I did remember to get my cell phone back; as I walked on to the ballroom, I’m sure that my face could have lit up the entire floor had the electricity gone out.

It was the idea of Mr. Lewis’s media aide, Andrew Aydin, to write a graphic book. Mr. Aydin is a young white man from Atlanta. He is a huge comic-book fan and, after working on Mr. Lewis’ most recent reelection campaign, headed straight for ComCon. It took him three tries to persuade Mr. Lewis that a graphic book was a good idea, and indeed it has turned out to be. They have learned that it has become required reading in many high schools across the country and is also on the freshmen syllabuses at some colleges. It would seem a worthy project to get more volumes into schools where not only will white children learn this important history, but black children will have new role models and all will learn about the power of nonviolent protest.

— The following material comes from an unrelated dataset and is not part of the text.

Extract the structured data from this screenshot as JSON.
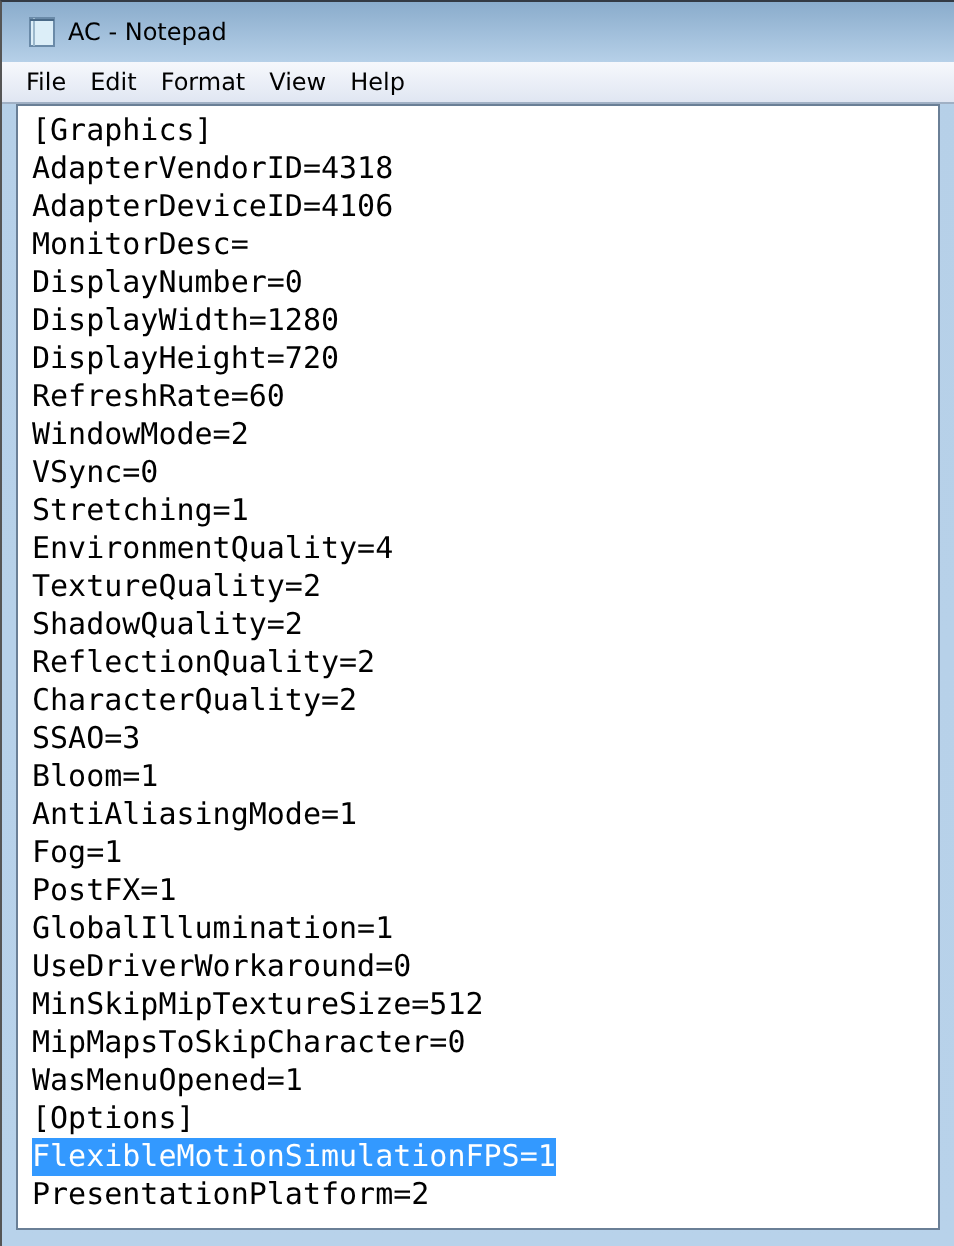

One of the things that impresses me most about Mr. Lewis, who has the speaking manner of the preacher he initially planned to become, is his insistence on inclusion. This battle for equality is one in which we all need to join hands and fight, white, black, woman, man, gay, straight, all of us. Ironically, Stokely Carmichael’s biographer, Peniel Joseph, was to give a talk later in the day. Mr. Carmichael’s insistence on black separatism and using violence to fight violence hurt Mr. Lewis deeply and broke up the unity of the Student Nonviolent Coordinating Committee.

Mr. Lewis’s 1990s memoir is called Walking with the Wind, and he explains the title in his prologue. When he was a child, he was with several of his cousins at a cousin’s home when a fierce storm whipped up. His aunt brought the children into the house. As the storm raged, the house began to sway and floorboards in one corner of the house began to lift. His Aunt Sevena had the children hold hands and huddle together and walk to that corner of the room. Then the planks in another part of the house started to lift.

“And so it went,” he wrote, “back and forth, fifteen children walking with the wind, holding that trembling house down with the weight of our small bodies.”

As he grew older, Mr. Lewis came to see that incident as a metaphor for the storms of life, particularly during the 1960s: “ . . . so much tension, so many storms. But the people of conscience never left the house. They never ran away. They stayed, they came together and they did the best they could, clasping hands and moving toward the corner of the house that was the weakest . . . Children holding hands, walking with the wind. That is America to me . . .”

For Mr. Lewis, the metaphor extends beyond race, class, gender, and age. He calls it Beloved Community. He grew up a sharecropper’s son, worked in cotton fields from a very young age, one of 10 children, in a family that had very little to call its own. But that family taught him about Beloved Community, and Mr. Lewis still strives for it today.

As should we all.